It’s usually caused by an infection near the anus, which results in a collection of pus (abscess) in the nearby tissue.
When the pus drains away, it can leave a small channel behind.
Anal fistulas can cause unpleasant symptoms, such as discomfort and skin irritation, and will not usually get better on their own.
Surgery is recommended in most cases.
Symptoms of an anal fistula
Symptoms of an anal fistula include:
- skin irritation around the anus
- a constant, throbbing pain that may be worse when you sit down, move around, poo or cough
- smelly discharge from near your anus
- passing pus or blood when you poo
- swelling and redness around your anus and a high temperature if you also have an abscess
- difficulty controlling bowel movements (bowel incontinence) in some cases
The end of the fistula might be visible as a hole in the skin near your anus, although this may be difficult for you to see yourself.
When to get medical advice
See a GP if you have persistent symptoms of an anal fistula. They'll ask about your symptoms and whether you have any bowel conditions.
They may also ask to examine your anus and gently insert a finger inside it (rectal examination) to check for signs of a fistula.
If the GP thinks you might have a fistula, they can refer you to a specialist called a colorectal surgeon for further tests to confirm the diagnosis and determine the most suitable treatment.
Tests you may have include:
- a further physical and rectal examination
- a proctoscopy, where a special telescope with a light on the end is used to look inside your anus
- an ultrasound scan, MRI scan or CT scan
When to get medical help
The GP will look at the skin around the opening of your bottom (anus) to check for signs of an anal fistula.
They may also ask you if they can do a rectal examination.
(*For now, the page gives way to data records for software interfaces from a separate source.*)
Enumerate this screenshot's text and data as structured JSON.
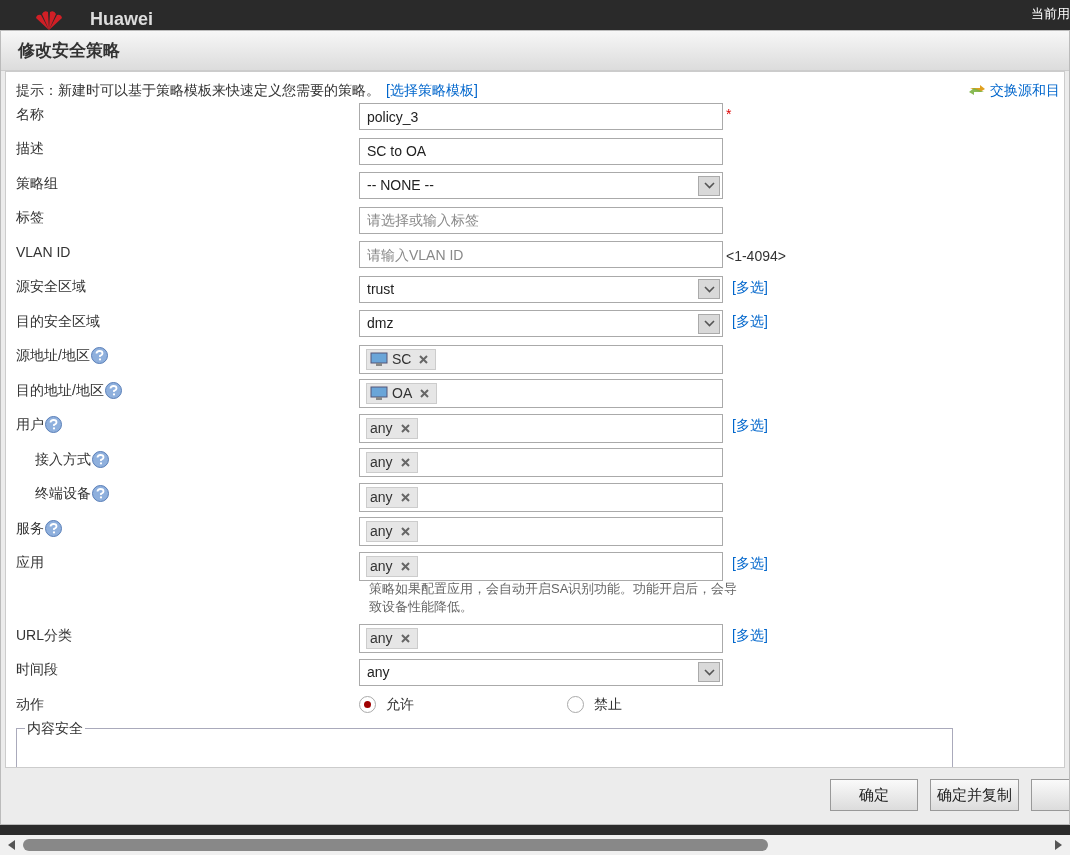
{
  "app_bar": {
    "brand": "Huawei",
    "user": "当前用"
  },
  "dialog": {
    "title": "修改安全策略",
    "hint": "提示：新建时可以基于策略模板来快速定义您需要的策略。",
    "hint_link": "[选择策略模板]",
    "swap_link": "交换源和目",
    "fields": [
      {
        "kind": "text",
        "label": "名称",
        "value": "policy_3",
        "required_mark": "*"
      },
      {
        "kind": "text",
        "label": "描述",
        "value": "SC to OA"
      },
      {
        "kind": "select",
        "label": "策略组",
        "value": "-- NONE --"
      },
      {
        "kind": "text",
        "label": "标签",
        "placeholder": "请选择或输入标签"
      },
      {
        "kind": "text",
        "label": "VLAN ID",
        "placeholder": "请输入VLAN ID",
        "suffix": "<1-4094>"
      },
      {
        "kind": "select",
        "label": "源安全区域",
        "value": "trust",
        "link": "[多选]"
      },
      {
        "kind": "select",
        "label": "目的安全区域",
        "value": "dmz",
        "link": "[多选]"
      },
      {
        "kind": "tags",
        "label": "源地址/地区",
        "help": true,
        "tags": [
          {
            "text": "SC",
            "icon": true
          }
        ]
      },
      {
        "kind": "tags",
        "label": "目的地址/地区",
        "help": true,
        "tags": [
          {
            "text": "OA",
            "icon": true
          }
        ]
      },
      {
        "kind": "tags",
        "label": "用户",
        "help": true,
        "tags": [
          {
            "text": "any",
            "icon": false
          }
        ],
        "link": "[多选]"
      },
      {
        "kind": "tags",
        "label": "接入方式",
        "help": true,
        "indent": true,
        "tags": [
          {
            "text": "any",
            "icon": false
          }
        ]
      },
      {
        "kind": "tags",
        "label": "终端设备",
        "help": true,
        "indent": true,
        "tags": [
          {
            "text": "any",
            "icon": false
          }
        ]
      },
      {
        "kind": "tags",
        "label": "服务",
        "help": true,
        "tags": [
          {
            "text": "any",
            "icon": false
          }
        ]
      },
      {
        "kind": "tags",
        "label": "应用",
        "tags": [
          {
            "text": "any",
            "icon": false
          }
        ],
        "link": "[多选]",
        "note": "策略如果配置应用，会自动开启SA识别功能。功能开启后，会导致设备性能降低。"
      },
      {
        "kind": "tags",
        "label": "URL分类",
        "tags": [
          {
            "text": "any",
            "icon": false
          }
        ],
        "link": "[多选]"
      },
      {
        "kind": "select",
        "label": "时间段",
        "value": "any"
      },
      {
        "kind": "radio",
        "label": "动作",
        "options": [
          {
            "label": "允许",
            "selected": true
          },
          {
            "label": "禁止",
            "selected": false
          }
        ]
      }
    ],
    "section": "内容安全",
    "buttons": [
      "确定",
      "确定并复制"
    ]
  }
}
This involves gently inserting a gloved finger into your bottom.
If the GP thinks you have an anal fistula, you may be referred to a specialist for further tests.
Tests you may have include:
- using a thin tube with a light at one end to look inside your bottom – this procedure is called a proctoscopy
- scans, such as an ultrasound scan, CT scan or MRI scan
Causes of anal fistulas
Most anal fistulas develop after an anal abscess. You can get one if the abscess does not heal properly after the pus has drained away.
Less common causes of anal fistulas include:
- Crohn's disease – a long-term condition where the digestive system becomes inflamed
- diverticulitis – infection of the small pouches that can stick out of the side of the large intestine (colon)
- hidradenitis suppurativa – a long-term skin condition that causes abscesses and scarring
- infection with tuberculosis (TB) or HIV
- a complication of surgery near the anus
Treatments for an anal fistula
Anal fistulas usually require surgery as they rarely heal if left untreated.
The main options include:
- a fistulotomy – a procedure that involves cutting open the whole length of the fistula so it heals into a flat scar
- seton procedures – where a piece of surgical thread called a seton is placed in the fistula and left there for several weeks to help it heal before a further procedure is carried out to treat it
All the procedures have different benefits and risks. You can discuss this with the surgeon.
Many people do not need to stay in hospital overnight after surgery, although some may need to stay in hospital for a few days.
Find out more about treating an anal fistula
Page last reviewed: 21 February 2023
Next review due: 21 February 2026